:: Recorded data ::
--*--
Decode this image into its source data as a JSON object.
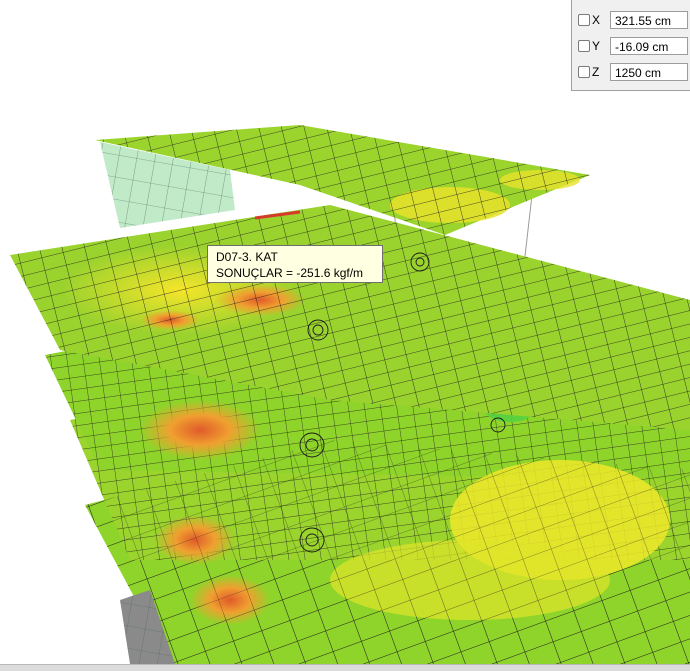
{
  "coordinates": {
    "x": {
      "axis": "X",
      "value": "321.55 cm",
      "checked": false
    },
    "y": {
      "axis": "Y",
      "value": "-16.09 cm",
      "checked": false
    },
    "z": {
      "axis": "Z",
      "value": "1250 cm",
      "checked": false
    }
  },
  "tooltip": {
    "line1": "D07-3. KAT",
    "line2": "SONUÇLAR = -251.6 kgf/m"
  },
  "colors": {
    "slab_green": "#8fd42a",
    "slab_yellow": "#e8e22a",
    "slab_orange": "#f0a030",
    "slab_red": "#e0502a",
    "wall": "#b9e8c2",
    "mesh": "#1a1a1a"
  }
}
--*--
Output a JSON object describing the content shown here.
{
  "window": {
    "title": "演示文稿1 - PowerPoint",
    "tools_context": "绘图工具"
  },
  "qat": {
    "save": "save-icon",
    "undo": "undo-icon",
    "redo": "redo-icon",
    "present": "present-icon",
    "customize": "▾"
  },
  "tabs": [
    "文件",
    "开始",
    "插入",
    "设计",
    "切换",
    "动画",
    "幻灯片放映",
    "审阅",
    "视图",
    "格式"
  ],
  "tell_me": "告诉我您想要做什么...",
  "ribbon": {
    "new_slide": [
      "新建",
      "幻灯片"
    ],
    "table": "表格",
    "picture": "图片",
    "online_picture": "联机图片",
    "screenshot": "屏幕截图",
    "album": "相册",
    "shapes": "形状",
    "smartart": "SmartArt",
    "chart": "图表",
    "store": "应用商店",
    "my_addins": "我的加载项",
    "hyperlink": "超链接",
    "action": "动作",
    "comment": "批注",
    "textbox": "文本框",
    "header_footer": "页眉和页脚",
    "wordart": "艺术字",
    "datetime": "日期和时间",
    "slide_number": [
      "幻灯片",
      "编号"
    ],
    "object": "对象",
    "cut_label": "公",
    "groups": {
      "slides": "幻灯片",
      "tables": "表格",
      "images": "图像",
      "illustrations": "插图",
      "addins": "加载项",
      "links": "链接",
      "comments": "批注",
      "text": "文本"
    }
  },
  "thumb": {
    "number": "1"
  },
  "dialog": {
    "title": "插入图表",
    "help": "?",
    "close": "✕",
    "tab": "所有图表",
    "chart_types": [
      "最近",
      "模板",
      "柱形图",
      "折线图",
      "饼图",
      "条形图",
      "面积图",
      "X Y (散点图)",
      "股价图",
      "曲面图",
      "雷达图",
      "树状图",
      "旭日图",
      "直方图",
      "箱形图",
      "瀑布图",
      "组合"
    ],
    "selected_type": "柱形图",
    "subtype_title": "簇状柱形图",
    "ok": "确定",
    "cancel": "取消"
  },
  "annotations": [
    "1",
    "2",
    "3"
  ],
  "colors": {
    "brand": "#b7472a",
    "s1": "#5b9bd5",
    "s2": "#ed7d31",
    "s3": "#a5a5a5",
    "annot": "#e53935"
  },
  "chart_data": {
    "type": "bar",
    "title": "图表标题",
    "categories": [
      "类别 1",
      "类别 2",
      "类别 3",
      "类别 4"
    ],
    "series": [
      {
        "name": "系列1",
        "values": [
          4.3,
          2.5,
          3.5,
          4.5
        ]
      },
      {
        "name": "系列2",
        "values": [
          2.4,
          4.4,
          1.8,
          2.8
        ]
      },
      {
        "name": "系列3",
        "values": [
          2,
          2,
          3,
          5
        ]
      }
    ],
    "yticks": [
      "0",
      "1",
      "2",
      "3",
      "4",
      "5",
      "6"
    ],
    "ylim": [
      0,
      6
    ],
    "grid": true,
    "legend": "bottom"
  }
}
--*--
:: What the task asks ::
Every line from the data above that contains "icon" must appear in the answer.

:: Task output ::
    "save": "save-icon",
    "undo": "undo-icon",
    "redo": "redo-icon",
    "present": "present-icon",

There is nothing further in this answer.